(Component data from apps and pages)

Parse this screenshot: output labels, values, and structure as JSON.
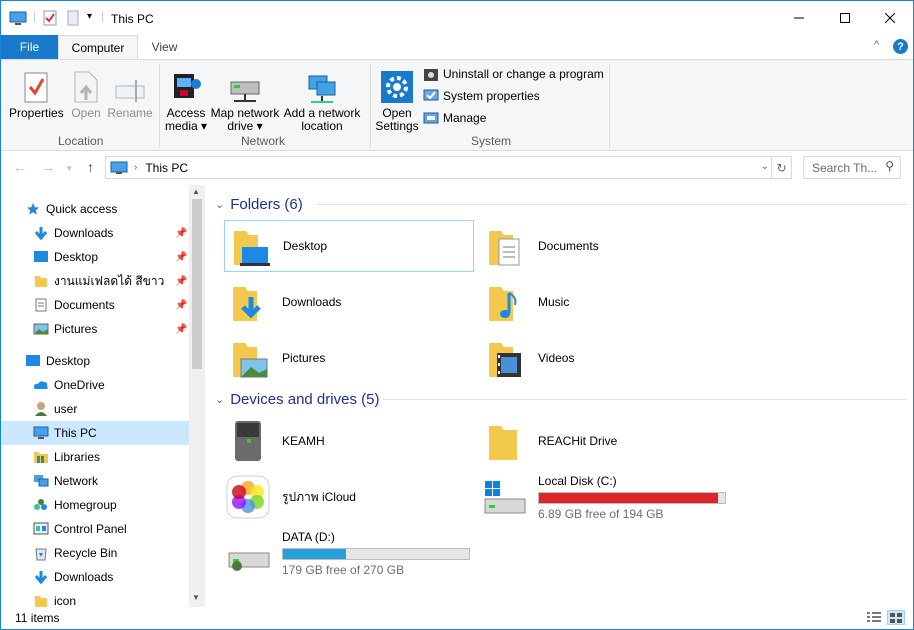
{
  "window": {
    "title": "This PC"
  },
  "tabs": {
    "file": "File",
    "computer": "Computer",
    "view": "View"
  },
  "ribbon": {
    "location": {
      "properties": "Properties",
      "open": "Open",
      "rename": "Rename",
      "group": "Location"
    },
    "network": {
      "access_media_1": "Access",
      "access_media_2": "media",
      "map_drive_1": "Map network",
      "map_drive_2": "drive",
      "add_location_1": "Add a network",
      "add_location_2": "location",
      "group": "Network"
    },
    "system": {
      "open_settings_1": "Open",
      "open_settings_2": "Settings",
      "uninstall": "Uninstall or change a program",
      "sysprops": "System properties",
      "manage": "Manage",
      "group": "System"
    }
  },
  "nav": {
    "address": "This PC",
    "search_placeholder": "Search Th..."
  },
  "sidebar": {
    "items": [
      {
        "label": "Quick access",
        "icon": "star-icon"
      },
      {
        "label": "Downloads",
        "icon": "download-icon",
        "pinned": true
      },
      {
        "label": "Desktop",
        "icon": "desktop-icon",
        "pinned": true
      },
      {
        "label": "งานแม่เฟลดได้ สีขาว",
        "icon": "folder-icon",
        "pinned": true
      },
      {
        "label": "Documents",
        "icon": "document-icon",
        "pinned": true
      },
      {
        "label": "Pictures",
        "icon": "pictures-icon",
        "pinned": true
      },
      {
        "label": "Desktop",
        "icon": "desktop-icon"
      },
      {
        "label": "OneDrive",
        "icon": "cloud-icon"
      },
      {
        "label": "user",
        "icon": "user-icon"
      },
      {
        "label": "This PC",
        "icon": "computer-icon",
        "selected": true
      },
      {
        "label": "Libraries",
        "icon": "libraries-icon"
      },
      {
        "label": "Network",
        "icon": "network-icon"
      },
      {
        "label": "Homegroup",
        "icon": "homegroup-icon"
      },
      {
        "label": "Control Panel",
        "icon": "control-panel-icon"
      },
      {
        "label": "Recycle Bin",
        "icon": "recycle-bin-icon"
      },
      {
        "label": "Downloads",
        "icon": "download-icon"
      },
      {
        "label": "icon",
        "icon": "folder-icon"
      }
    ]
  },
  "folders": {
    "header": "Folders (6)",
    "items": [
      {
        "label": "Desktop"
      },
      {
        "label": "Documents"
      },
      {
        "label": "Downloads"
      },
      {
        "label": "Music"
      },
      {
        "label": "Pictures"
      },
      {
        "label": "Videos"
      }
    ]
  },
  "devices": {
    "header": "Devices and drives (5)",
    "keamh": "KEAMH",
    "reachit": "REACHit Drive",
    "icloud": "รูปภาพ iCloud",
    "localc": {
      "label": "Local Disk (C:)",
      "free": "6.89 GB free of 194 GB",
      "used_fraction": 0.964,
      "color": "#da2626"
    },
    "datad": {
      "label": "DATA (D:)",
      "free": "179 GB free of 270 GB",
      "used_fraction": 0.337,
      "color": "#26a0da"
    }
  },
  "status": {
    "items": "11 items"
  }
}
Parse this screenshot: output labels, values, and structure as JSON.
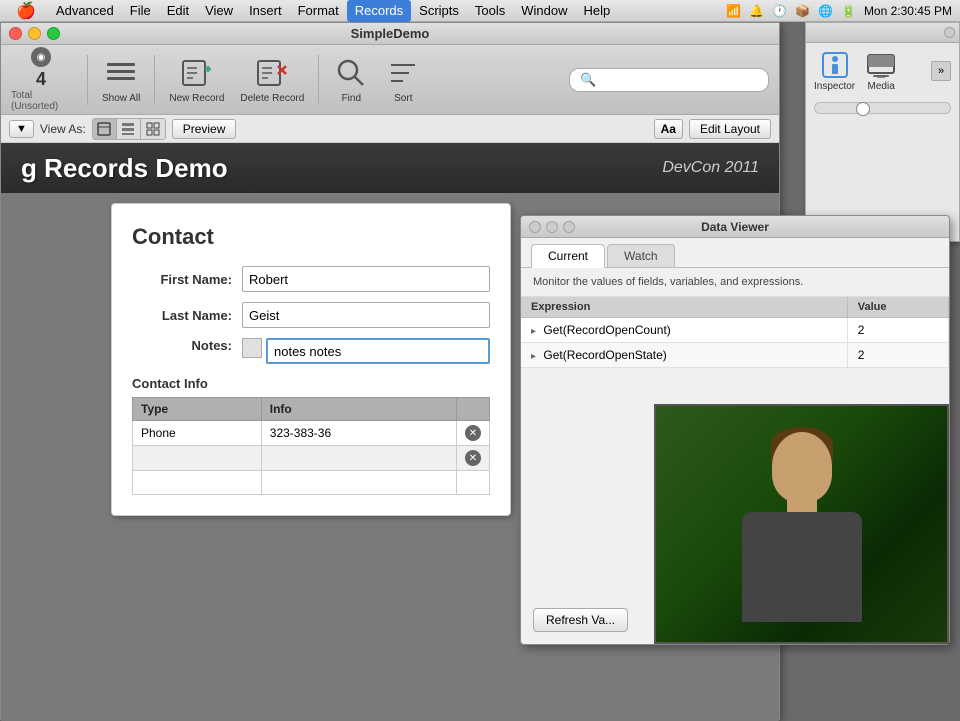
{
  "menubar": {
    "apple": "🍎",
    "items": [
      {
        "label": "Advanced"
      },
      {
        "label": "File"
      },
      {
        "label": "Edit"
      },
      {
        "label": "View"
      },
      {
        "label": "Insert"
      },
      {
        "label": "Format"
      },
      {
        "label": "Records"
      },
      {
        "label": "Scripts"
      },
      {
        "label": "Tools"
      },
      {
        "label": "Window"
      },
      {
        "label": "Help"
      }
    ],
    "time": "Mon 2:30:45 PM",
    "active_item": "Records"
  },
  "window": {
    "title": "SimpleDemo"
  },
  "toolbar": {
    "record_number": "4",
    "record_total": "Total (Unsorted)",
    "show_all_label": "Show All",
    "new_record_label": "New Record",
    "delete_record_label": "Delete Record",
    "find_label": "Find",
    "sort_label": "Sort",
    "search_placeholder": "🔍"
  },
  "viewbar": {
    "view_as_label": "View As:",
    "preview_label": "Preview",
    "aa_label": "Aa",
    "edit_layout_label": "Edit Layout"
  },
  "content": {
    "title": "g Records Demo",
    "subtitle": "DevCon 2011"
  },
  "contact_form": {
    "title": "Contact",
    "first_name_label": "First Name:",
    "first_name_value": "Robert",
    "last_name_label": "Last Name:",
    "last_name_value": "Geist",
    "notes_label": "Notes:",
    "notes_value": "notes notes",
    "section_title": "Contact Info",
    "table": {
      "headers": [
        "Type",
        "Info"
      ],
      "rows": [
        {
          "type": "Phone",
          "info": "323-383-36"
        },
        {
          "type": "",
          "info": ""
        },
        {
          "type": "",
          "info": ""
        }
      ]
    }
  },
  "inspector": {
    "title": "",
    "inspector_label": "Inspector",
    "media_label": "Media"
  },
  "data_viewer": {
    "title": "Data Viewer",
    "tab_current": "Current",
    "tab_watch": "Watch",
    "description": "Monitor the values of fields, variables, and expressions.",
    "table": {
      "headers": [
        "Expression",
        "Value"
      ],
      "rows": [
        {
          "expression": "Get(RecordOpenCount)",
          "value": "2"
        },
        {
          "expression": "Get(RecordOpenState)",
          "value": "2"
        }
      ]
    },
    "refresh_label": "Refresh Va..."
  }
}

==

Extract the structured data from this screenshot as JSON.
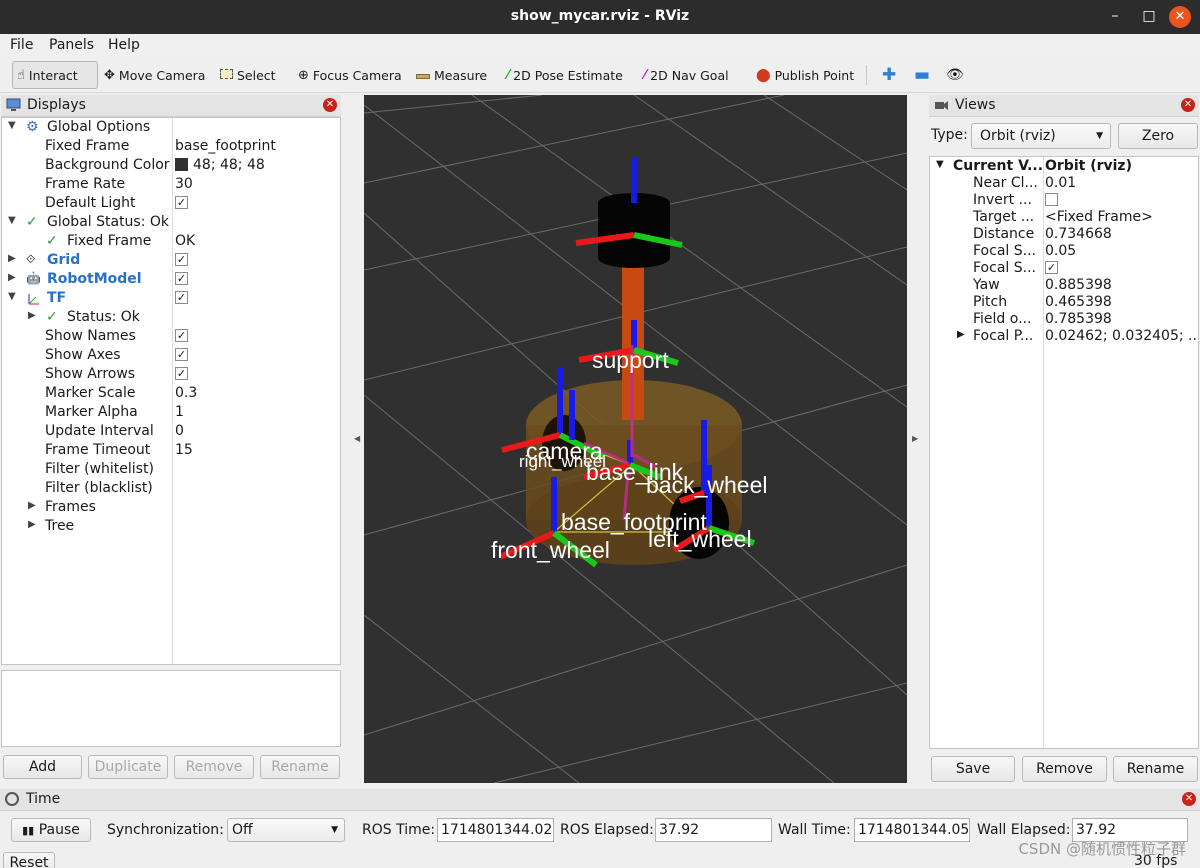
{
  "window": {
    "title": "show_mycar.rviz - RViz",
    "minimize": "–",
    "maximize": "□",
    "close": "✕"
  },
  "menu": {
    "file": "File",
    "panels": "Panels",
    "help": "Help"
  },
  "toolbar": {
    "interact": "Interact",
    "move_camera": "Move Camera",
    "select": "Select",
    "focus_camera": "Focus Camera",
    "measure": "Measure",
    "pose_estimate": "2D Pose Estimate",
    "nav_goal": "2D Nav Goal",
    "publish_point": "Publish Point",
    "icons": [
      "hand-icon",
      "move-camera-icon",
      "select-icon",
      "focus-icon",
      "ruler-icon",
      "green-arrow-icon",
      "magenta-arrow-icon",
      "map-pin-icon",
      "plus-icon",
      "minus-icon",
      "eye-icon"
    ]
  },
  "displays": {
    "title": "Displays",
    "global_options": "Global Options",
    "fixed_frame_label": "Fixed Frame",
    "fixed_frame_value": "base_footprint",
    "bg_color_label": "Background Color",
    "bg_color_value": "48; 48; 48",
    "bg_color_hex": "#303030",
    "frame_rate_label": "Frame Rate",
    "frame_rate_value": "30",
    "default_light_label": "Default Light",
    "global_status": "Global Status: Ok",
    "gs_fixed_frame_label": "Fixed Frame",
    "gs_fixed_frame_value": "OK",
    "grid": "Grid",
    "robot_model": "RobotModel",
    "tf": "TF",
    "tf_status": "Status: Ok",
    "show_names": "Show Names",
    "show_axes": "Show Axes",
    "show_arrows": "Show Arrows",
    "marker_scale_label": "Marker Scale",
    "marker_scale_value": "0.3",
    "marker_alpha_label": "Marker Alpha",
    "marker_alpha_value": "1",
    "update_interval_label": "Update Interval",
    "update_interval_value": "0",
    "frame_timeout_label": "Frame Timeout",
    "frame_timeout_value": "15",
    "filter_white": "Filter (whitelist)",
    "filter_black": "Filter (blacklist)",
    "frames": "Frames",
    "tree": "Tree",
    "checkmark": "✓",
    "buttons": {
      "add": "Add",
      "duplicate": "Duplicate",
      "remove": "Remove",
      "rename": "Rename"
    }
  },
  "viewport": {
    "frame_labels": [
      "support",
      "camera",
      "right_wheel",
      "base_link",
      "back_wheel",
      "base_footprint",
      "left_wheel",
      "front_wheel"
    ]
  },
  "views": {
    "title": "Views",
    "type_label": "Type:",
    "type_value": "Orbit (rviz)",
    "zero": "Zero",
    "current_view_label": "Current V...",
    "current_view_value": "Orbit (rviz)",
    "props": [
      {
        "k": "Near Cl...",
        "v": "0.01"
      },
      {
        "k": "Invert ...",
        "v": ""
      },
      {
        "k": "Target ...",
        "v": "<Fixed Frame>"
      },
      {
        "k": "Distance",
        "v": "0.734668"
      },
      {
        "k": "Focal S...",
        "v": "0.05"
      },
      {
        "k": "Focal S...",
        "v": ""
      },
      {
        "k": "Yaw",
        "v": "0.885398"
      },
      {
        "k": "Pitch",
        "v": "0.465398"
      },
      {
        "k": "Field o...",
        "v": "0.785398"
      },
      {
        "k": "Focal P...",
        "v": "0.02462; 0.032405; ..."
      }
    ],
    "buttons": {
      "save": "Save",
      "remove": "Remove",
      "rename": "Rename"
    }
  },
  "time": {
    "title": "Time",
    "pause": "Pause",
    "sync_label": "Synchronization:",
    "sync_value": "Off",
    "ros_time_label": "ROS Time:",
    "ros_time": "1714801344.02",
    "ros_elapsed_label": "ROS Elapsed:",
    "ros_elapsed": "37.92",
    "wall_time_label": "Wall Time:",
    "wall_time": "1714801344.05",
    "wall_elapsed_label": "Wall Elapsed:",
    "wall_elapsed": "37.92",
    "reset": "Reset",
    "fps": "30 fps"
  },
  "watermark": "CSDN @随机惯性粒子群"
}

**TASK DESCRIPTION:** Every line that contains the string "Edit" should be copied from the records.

**RESPONSE:**
        "label": "Edit"
    "edit_layout_label": "Edit Layout"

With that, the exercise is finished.